[Provided entries Boundary: Start]
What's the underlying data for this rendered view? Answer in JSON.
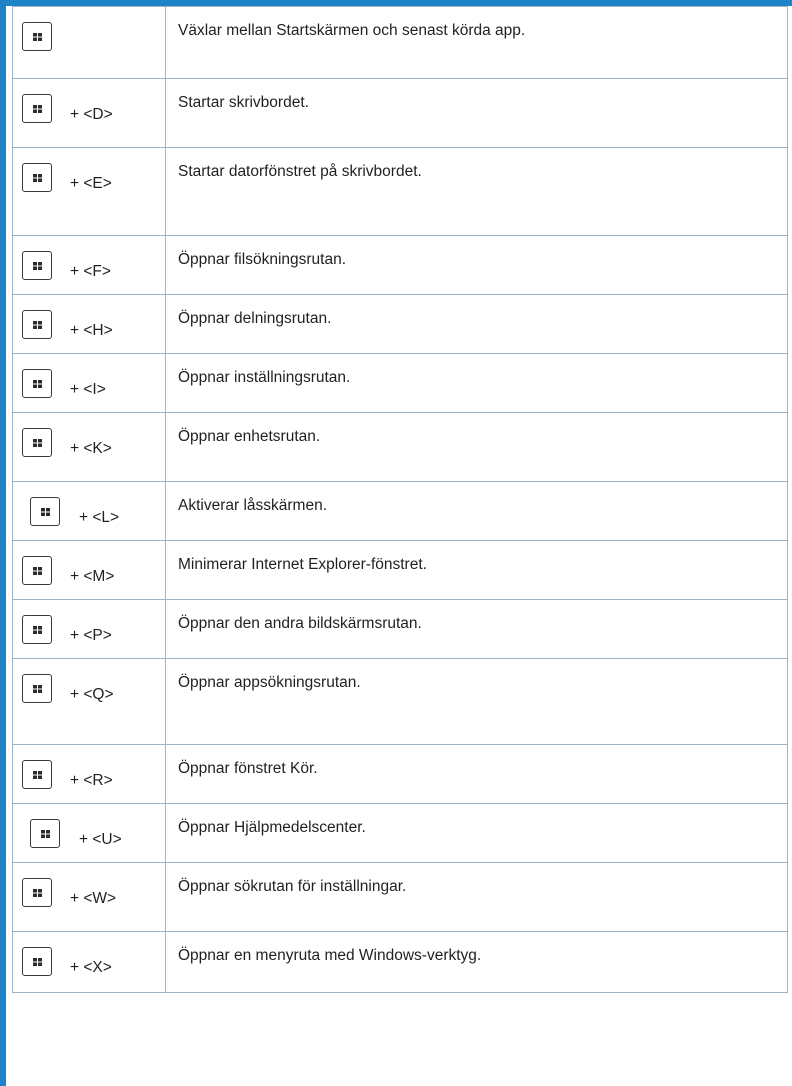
{
  "colors": {
    "accent": "#1e82c7",
    "border": "#9fb3c4",
    "text": "#231f20"
  },
  "rows": [
    {
      "key": "",
      "description": "Växlar mellan Startskärmen och senast körda app."
    },
    {
      "key": "+ <D>",
      "description": "Startar skrivbordet."
    },
    {
      "key": "+ <E>",
      "description": "Startar datorfönstret på skrivbordet."
    },
    {
      "key": "+ <F>",
      "description": "Öppnar filsökningsrutan."
    },
    {
      "key": "+ <H>",
      "description": "Öppnar delningsrutan."
    },
    {
      "key": "+ <I>",
      "description": "Öppnar inställningsrutan."
    },
    {
      "key": "+ <K>",
      "description": "Öppnar enhetsrutan."
    },
    {
      "key": "+ <L>",
      "description": "Aktiverar låsskärmen."
    },
    {
      "key": "+ <M>",
      "description": "Minimerar Internet Explorer-fönstret."
    },
    {
      "key": "+ <P>",
      "description": "Öppnar den andra bildskärmsrutan."
    },
    {
      "key": "+ <Q>",
      "description": "Öppnar appsökningsrutan."
    },
    {
      "key": "+ <R>",
      "description": "Öppnar fönstret Kör."
    },
    {
      "key": "+ <U>",
      "description": "Öppnar Hjälpmedelscenter."
    },
    {
      "key": "+ <W>",
      "description": "Öppnar sökrutan för inställningar."
    },
    {
      "key": "+ <X>",
      "description": "Öppnar en menyruta med Windows-verktyg."
    }
  ],
  "icon": "windows-key-icon"
}
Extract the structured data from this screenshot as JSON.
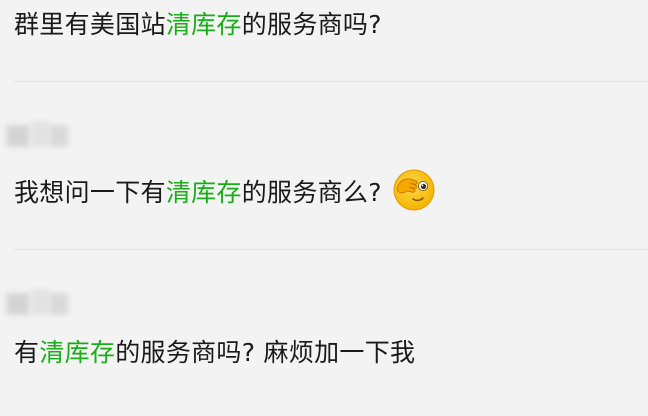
{
  "messages": [
    {
      "before": "群里有美国站",
      "keyword": "清库存",
      "after": "的服务商吗?"
    },
    {
      "before": "我想问一下有",
      "keyword": "清库存",
      "after": "的服务商么?",
      "emoji": "peeking-face-icon"
    },
    {
      "before": "有",
      "keyword": "清库存",
      "after": "的服务商吗? 麻烦加一下我"
    }
  ],
  "colors": {
    "background": "#f3f3f3",
    "text": "#1a1a1a",
    "keyword": "#1aad19",
    "divider": "#e2e2e2"
  }
}
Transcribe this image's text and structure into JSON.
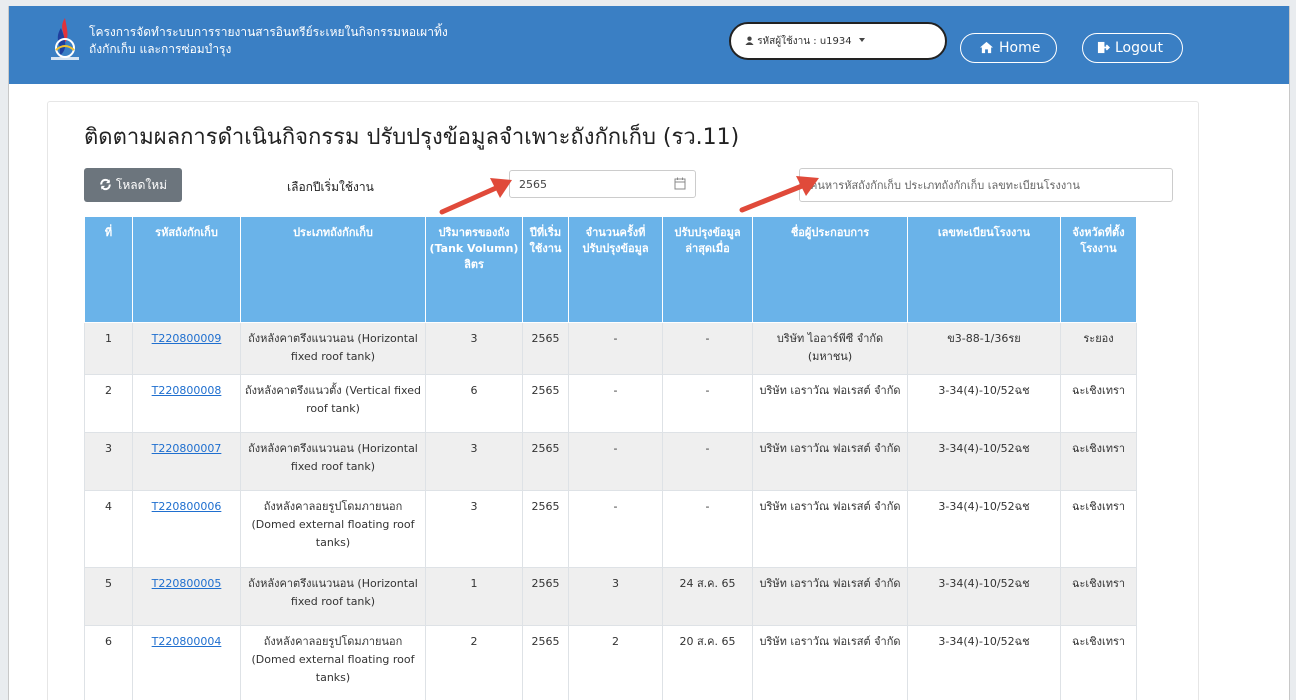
{
  "header": {
    "title_line1": "โครงการจัดทำระบบการรายงานสารอินทรีย์ระเหยในกิจกรรมหอเผาทิ้ง",
    "title_line2": "ถังกักเก็บ และการซ่อมบำรุง",
    "user_label": "รหัสผู้ใช้งาน : u1934",
    "home_label": "Home",
    "logout_label": "Logout",
    "bar_color": "#3a7fc4"
  },
  "page": {
    "title": "ติดตามผลการดำเนินกิจกรรม ปรับปรุงข้อมูลจำเพาะถังกักเก็บ (รว.11)"
  },
  "toolbar": {
    "reload_label": "โหลดใหม่",
    "year_label": "เลือกปีเริ่มใช้งาน",
    "year_value": "2565",
    "search_placeholder": "ค้นหารหัสถังกักเก็บ ประเภทถังกักเก็บ เลขทะเบียนโรงงาน"
  },
  "table": {
    "header_color": "#6ab3e9",
    "columns": [
      "ที่",
      "รหัสถังกักเก็บ",
      "ประเภทถังกักเก็บ",
      "ปริมาตรของถัง (Tank Volumn) ลิตร",
      "ปีที่เริ่มใช้งาน",
      "จำนวนครั้งที่ปรับปรุงข้อมูล",
      "ปรับปรุงข้อมูลล่าสุดเมื่อ",
      "ชื่อผู้ประกอบการ",
      "เลขทะเบียนโรงงาน",
      "จังหวัดที่ตั้งโรงงาน"
    ],
    "rows": [
      {
        "no": "1",
        "code": "T220800009",
        "type": "ถังหลังคาตรึงแนวนอน (Horizontal fixed roof tank)",
        "volume": "3",
        "year": "2565",
        "times": "-",
        "last": "-",
        "company": "บริษัท ไออาร์พีซี จำกัด (มหาชน)",
        "reg": "ข3-88-1/36รย",
        "province": "ระยอง"
      },
      {
        "no": "2",
        "code": "T220800008",
        "type": "ถังหลังคาตรึงแนวตั้ง (Vertical fixed roof tank)",
        "volume": "6",
        "year": "2565",
        "times": "-",
        "last": "-",
        "company": "บริษัท เอราวัณ ฟอเรสต์ จำกัด",
        "reg": "3-34(4)-10/52ฉช",
        "province": "ฉะเชิงเทรา"
      },
      {
        "no": "3",
        "code": "T220800007",
        "type": "ถังหลังคาตรึงแนวนอน (Horizontal fixed roof tank)",
        "volume": "3",
        "year": "2565",
        "times": "-",
        "last": "-",
        "company": "บริษัท เอราวัณ ฟอเรสต์ จำกัด",
        "reg": "3-34(4)-10/52ฉช",
        "province": "ฉะเชิงเทรา"
      },
      {
        "no": "4",
        "code": "T220800006",
        "type": "ถังหลังคาลอยรูปโดมภายนอก (Domed external floating roof tanks)",
        "volume": "3",
        "year": "2565",
        "times": "-",
        "last": "-",
        "company": "บริษัท เอราวัณ ฟอเรสต์ จำกัด",
        "reg": "3-34(4)-10/52ฉช",
        "province": "ฉะเชิงเทรา"
      },
      {
        "no": "5",
        "code": "T220800005",
        "type": "ถังหลังคาตรึงแนวนอน (Horizontal fixed roof tank)",
        "volume": "1",
        "year": "2565",
        "times": "3",
        "last": "24 ส.ค. 65",
        "company": "บริษัท เอราวัณ ฟอเรสต์ จำกัด",
        "reg": "3-34(4)-10/52ฉช",
        "province": "ฉะเชิงเทรา"
      },
      {
        "no": "6",
        "code": "T220800004",
        "type": "ถังหลังคาลอยรูปโดมภายนอก (Domed external floating roof tanks)",
        "volume": "2",
        "year": "2565",
        "times": "2",
        "last": "20 ส.ค. 65",
        "company": "บริษัท เอราวัณ ฟอเรสต์ จำกัด",
        "reg": "3-34(4)-10/52ฉช",
        "province": "ฉะเชิงเทรา"
      }
    ]
  },
  "icons": {
    "reload": "sync-icon",
    "calendar": "calendar-icon",
    "user": "user-icon",
    "home": "home-icon",
    "logout": "logout-icon"
  },
  "annotation_color": "#e04a3a"
}
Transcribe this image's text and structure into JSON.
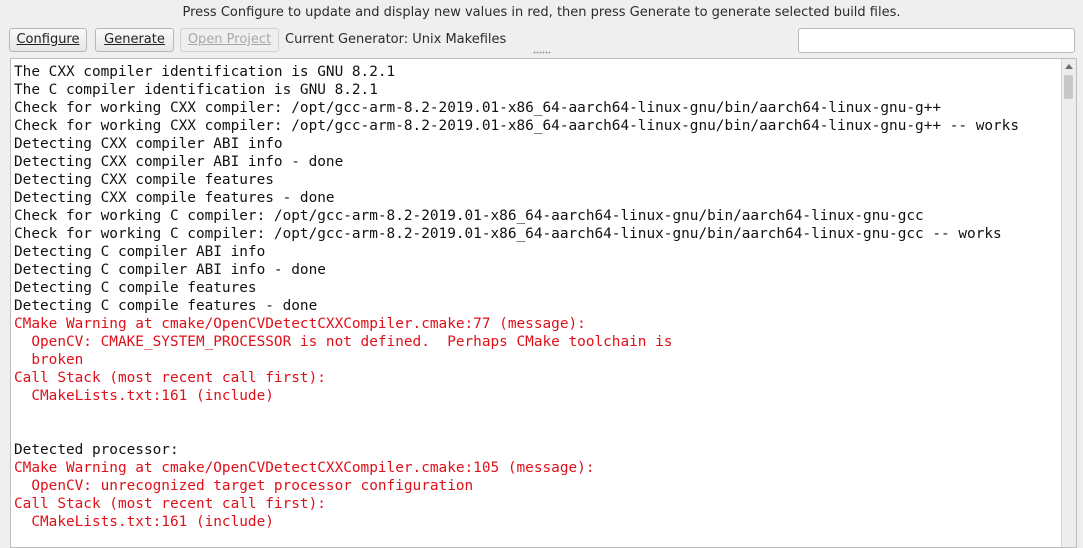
{
  "hint_text": "Press Configure to update and display new values in red, then press Generate to generate selected build files.",
  "toolbar": {
    "configure_label": "Configure",
    "generate_label": "Generate",
    "open_project_label": "Open Project",
    "current_generator": "Current Generator: Unix Makefiles",
    "search_value": ""
  },
  "colors": {
    "normal_text": "#111111",
    "warning_text": "#e0101a"
  },
  "output": {
    "lines": [
      {
        "text": "The CXX compiler identification is GNU 8.2.1",
        "color": "black"
      },
      {
        "text": "The C compiler identification is GNU 8.2.1",
        "color": "black"
      },
      {
        "text": "Check for working CXX compiler: /opt/gcc-arm-8.2-2019.01-x86_64-aarch64-linux-gnu/bin/aarch64-linux-gnu-g++",
        "color": "black"
      },
      {
        "text": "Check for working CXX compiler: /opt/gcc-arm-8.2-2019.01-x86_64-aarch64-linux-gnu/bin/aarch64-linux-gnu-g++ -- works",
        "color": "black"
      },
      {
        "text": "Detecting CXX compiler ABI info",
        "color": "black"
      },
      {
        "text": "Detecting CXX compiler ABI info - done",
        "color": "black"
      },
      {
        "text": "Detecting CXX compile features",
        "color": "black"
      },
      {
        "text": "Detecting CXX compile features - done",
        "color": "black"
      },
      {
        "text": "Check for working C compiler: /opt/gcc-arm-8.2-2019.01-x86_64-aarch64-linux-gnu/bin/aarch64-linux-gnu-gcc",
        "color": "black"
      },
      {
        "text": "Check for working C compiler: /opt/gcc-arm-8.2-2019.01-x86_64-aarch64-linux-gnu/bin/aarch64-linux-gnu-gcc -- works",
        "color": "black"
      },
      {
        "text": "Detecting C compiler ABI info",
        "color": "black"
      },
      {
        "text": "Detecting C compiler ABI info - done",
        "color": "black"
      },
      {
        "text": "Detecting C compile features",
        "color": "black"
      },
      {
        "text": "Detecting C compile features - done",
        "color": "black"
      },
      {
        "text": "CMake Warning at cmake/OpenCVDetectCXXCompiler.cmake:77 (message):",
        "color": "red"
      },
      {
        "text": "  OpenCV: CMAKE_SYSTEM_PROCESSOR is not defined.  Perhaps CMake toolchain is",
        "color": "red"
      },
      {
        "text": "  broken",
        "color": "red"
      },
      {
        "text": "Call Stack (most recent call first):",
        "color": "red"
      },
      {
        "text": "  CMakeLists.txt:161 (include)",
        "color": "red"
      },
      {
        "text": "",
        "color": "black"
      },
      {
        "text": "",
        "color": "black"
      },
      {
        "text": "Detected processor:",
        "color": "black"
      },
      {
        "text": "CMake Warning at cmake/OpenCVDetectCXXCompiler.cmake:105 (message):",
        "color": "red"
      },
      {
        "text": "  OpenCV: unrecognized target processor configuration",
        "color": "red"
      },
      {
        "text": "Call Stack (most recent call first):",
        "color": "red"
      },
      {
        "text": "  CMakeLists.txt:161 (include)",
        "color": "red"
      }
    ]
  }
}
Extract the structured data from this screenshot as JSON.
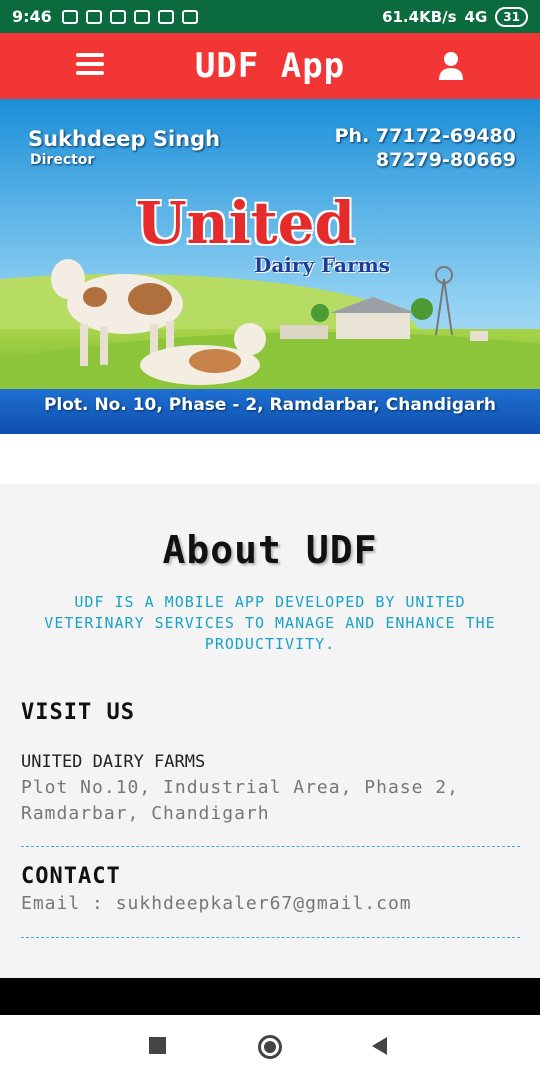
{
  "status_bar": {
    "time": "9:46",
    "speed": "61.4KB/s",
    "network": "4G",
    "battery": "31"
  },
  "app_bar": {
    "title": "UDF App",
    "menu_icon": "hamburger-menu-icon",
    "user_icon": "user-icon"
  },
  "banner": {
    "name": "Sukhdeep Singh",
    "role": "Director",
    "phone_line1": "Ph. 77172-69480",
    "phone_line2": "87279-80669",
    "logo_main": "United",
    "logo_sub": "Dairy Farms",
    "address": "Plot. No. 10, Phase - 2, Ramdarbar, Chandigarh"
  },
  "about": {
    "title": "About UDF",
    "description": "UDF is a mobile app developed by United Veterinary Services to manage and enhance the productivity."
  },
  "visit": {
    "heading": "VISIT US",
    "name": "UNITED DAIRY FARMS",
    "address": "Plot No.10, Industrial Area, Phase 2, Ramdarbar, Chandigarh"
  },
  "contact": {
    "heading": "CONTACT",
    "email_label": "Email : sukhdeepkaler67@gmail.com"
  },
  "colors": {
    "status_bar": "#0b6b3e",
    "app_bar": "#f23535",
    "accent_text": "#1aa3c8",
    "divider": "#4aa6e0"
  }
}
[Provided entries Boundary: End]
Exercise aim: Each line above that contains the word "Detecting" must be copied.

Exercise result:
        "text": "Detecting CXX compiler ABI info",
        "text": "Detecting CXX compiler ABI info - done",
        "text": "Detecting CXX compile features",
        "text": "Detecting CXX compile features - done",
        "text": "Detecting C compiler ABI info",
        "text": "Detecting C compiler ABI info - done",
        "text": "Detecting C compile features",
        "text": "Detecting C compile features - done",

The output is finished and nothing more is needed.